Citation Annals of Oncology (2015) 26 (suppl_4): 1-100. 10.1093/annonc/mdv233
Authors S. Yoganathan1, K. Goonetilleke2, S. Bassiony1, S. Pandey1
  • 1Worcester Royal Hospital, Worcester/UK
  • 2Worcestershire Acute Hospitals NHS Trust, Worcester/UK



Permanent stoma rate continues to be one of the quality indicators for rectal cancer management. National Bowel Cancer Audit 2013 (United Kingdom) annual report quotes a non-closure rate 30% or more of “temporary” stomas in rectal cancer surgery. This is considered to be reflective of poor quality of rectal cancer care.
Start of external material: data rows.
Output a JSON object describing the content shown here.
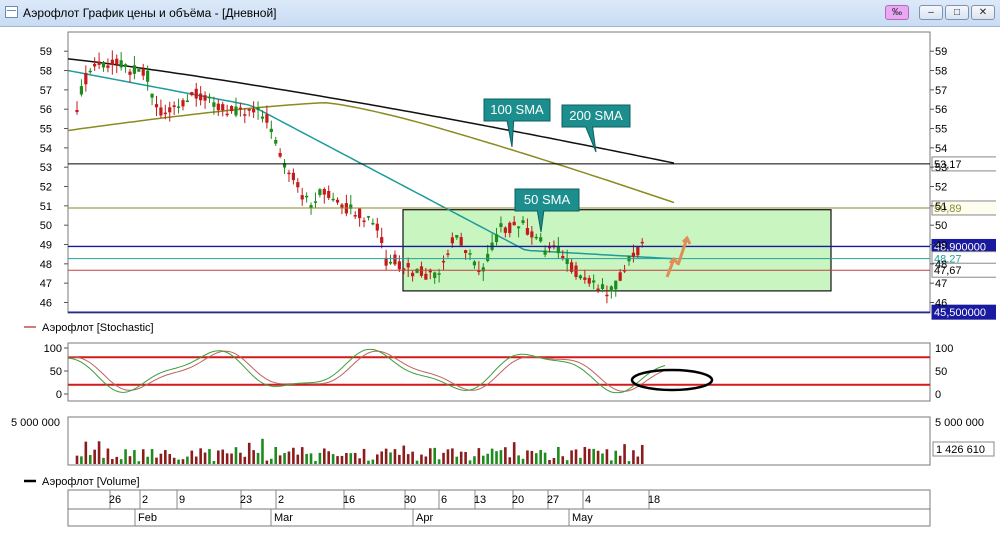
{
  "window": {
    "title": "Аэрофлот График цены и объёма - [Дневной]",
    "buttons": [
      "‰",
      "–",
      "□",
      "✕"
    ]
  },
  "price_panel": {
    "y_ticks": [
      46,
      47,
      48,
      49,
      50,
      51,
      52,
      53,
      54,
      55,
      56,
      57,
      58,
      59
    ],
    "levels": [
      {
        "label": "53,17",
        "value": 53.17,
        "color": "#000000"
      },
      {
        "label": "50,89",
        "value": 50.89,
        "color": "#8a8a2a"
      },
      {
        "label": "48,900000",
        "value": 48.9,
        "color": "#1a1aa0"
      },
      {
        "label": "48,27",
        "value": 48.27,
        "color": "#20a0a0"
      },
      {
        "label": "47,67",
        "value": 47.67,
        "color": "#c04040"
      },
      {
        "label": "45,500000",
        "value": 45.5,
        "color": "#1a1aa0"
      }
    ],
    "annotations": [
      "100 SMA",
      "200 SMA",
      "50 SMA"
    ]
  },
  "stochastic_panel": {
    "legend": "Аэрофлот [Stochastic]",
    "y_ticks": [
      "100",
      "50",
      "0"
    ],
    "overbought": 80,
    "oversold": 20
  },
  "volume_panel": {
    "legend": "Аэрофлот [Volume]",
    "top_label": "5 000 000",
    "last_value_label": "1 426 610"
  },
  "x_axis": {
    "day_ticks": [
      "26",
      "2",
      "9",
      "23",
      "2",
      "16",
      "30",
      "6",
      "13",
      "20",
      "27",
      "4",
      "18"
    ],
    "month_labels": [
      "Feb",
      "Mar",
      "Apr",
      "May"
    ]
  },
  "colors": {
    "up": "#1d8c1d",
    "down": "#c41a1a",
    "sma50": "#1f9b9b",
    "sma100": "#8b8b22",
    "sma200": "#111111",
    "callout": "#1c8e8e",
    "zone": "#c9f5c1"
  },
  "chart_data": [
    {
      "type": "candlestick",
      "title": "Аэрофлот",
      "ylim": [
        45.4,
        59.4
      ],
      "series": [
        {
          "name": "50 SMA",
          "values_summary": "descending from ~58 to ~48.3"
        },
        {
          "name": "100 SMA",
          "values_summary": "~55 rising to ~56.4 then descending to ~50.9"
        },
        {
          "name": "200 SMA",
          "values_summary": "~58.6 descending to ~53.2"
        }
      ]
    },
    {
      "type": "line",
      "title": "Аэрофлот [Stochastic]",
      "ylim": [
        0,
        100
      ]
    },
    {
      "type": "bar",
      "title": "Аэрофлот [Volume]",
      "ylim": [
        0,
        5000000
      ]
    }
  ]
}
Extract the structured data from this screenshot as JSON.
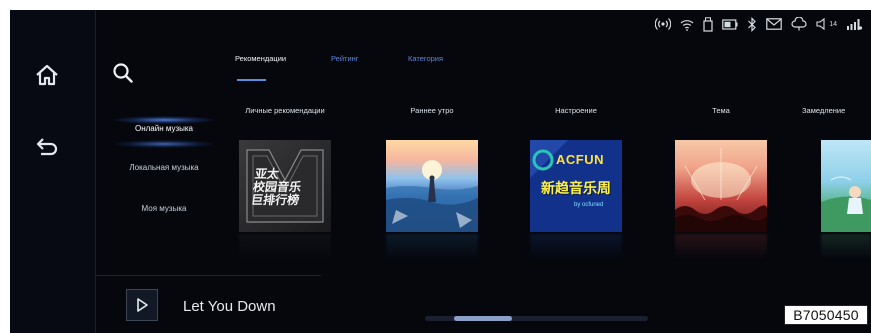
{
  "status_bar": {
    "icons": [
      "radio-signal-icon",
      "wifi-icon",
      "usb-icon",
      "battery-icon",
      "bluetooth-icon",
      "message-icon",
      "cloud-icon",
      "volume-icon",
      "cellular-signal-icon"
    ],
    "volume_level": "14"
  },
  "rail": {
    "home_icon": "home-icon",
    "back_icon": "back-icon"
  },
  "search": {
    "icon": "search-icon"
  },
  "sidebar": {
    "items": [
      {
        "label": "Онлайн музыка",
        "active": true
      },
      {
        "label": "Локальная музыка",
        "active": false
      },
      {
        "label": "Моя музыка",
        "active": false
      }
    ]
  },
  "tabs": [
    {
      "label": "Рекомендации",
      "active": true
    },
    {
      "label": "Рейтинг",
      "active": false
    },
    {
      "label": "Категория",
      "active": false
    }
  ],
  "cards": [
    {
      "title": "Личные рекомендации"
    },
    {
      "title": "Раннее утро"
    },
    {
      "title": "Настроение"
    },
    {
      "title": "Тема"
    },
    {
      "title": "Замедление"
    }
  ],
  "covers": {
    "card1_lines": [
      "亚太",
      "校园音乐",
      "巨排行榜"
    ],
    "card3_logo": "ACFUN",
    "card3_text": "新趋音乐周",
    "card3_sub": "by ocfuned"
  },
  "player": {
    "song_title": "Let You Down",
    "play_icon": "play-icon"
  },
  "pager": {
    "position": 0.26
  },
  "watermark": {
    "code": "B7050450"
  },
  "colors": {
    "background": "#05070d",
    "accent": "#5a8fe0",
    "tab_inactive": "#5f86d6",
    "text": "#dde3ec"
  }
}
Temporary defunctioning ileostomy can reduce the consequences of anastomotic leak following anterior resection. However some patients never have their ileostomy reversed and in other cases the time to reversal of ileostomy can be delayed. The aim of this study was to identify the ileostomy closure rate following anterior resection.


A prospectively maintained data base of patients undergoing colorectal cancer resections in one of the large volume hospital trusts in the UK was analysed from 2011 to 2014 to assess the stoma rates, recanalisation and timings to reversal. The data base was verified against electronic records of radiology, endoscopy and clinic letters to ensure accuracy.


A total of 278 patients underwent curative surgery for rectal cancer. 207 had anterior resections (74.5%), 30 Hartmanns (10.7%) and 41 (14.8%) abdomino perineal resections. Overall 53.6 per cent of rectal cancer patients had a stoma at the time of a surgical resection. This included all cases of APER and Hartman's but in addition 28.5 per cent of all anterior resections were covered by an ileostomy. Out of the ileostomies 52.5% were reversed. The mean time to reversal was 6 months (2-14 month). The mean time delay from clinic decision to contrast enema/endoscopy and actual reversal were 34.5 days and 5 months respectively. The main reasons for delayed reversal were adjuvant chemotherapy and for non reversal was that patients were still awaiting reversal although they had been seen in clinic.


Restorative resection rate per se (low permanent stoma rate) for low rectal cancers continues to be regarded as a national surrogate marker of surgical quality. One in two defunctioning ileostomies is not closed following anterior resection. Of those that are closed, approximately 50% have delayed closure beyond 6 months. An outcome audit is the best performance indicator for a colorectal unit. However, due consideration should be given to prevalence of ultra low rectal cancers, site of the tumour, preoperative poor sphincter function and patient fitness. Permanent stoma may not necessarily be a true depiction of quality of surgical care especially in the presence of MDT decisions where management plans are made preoperatively.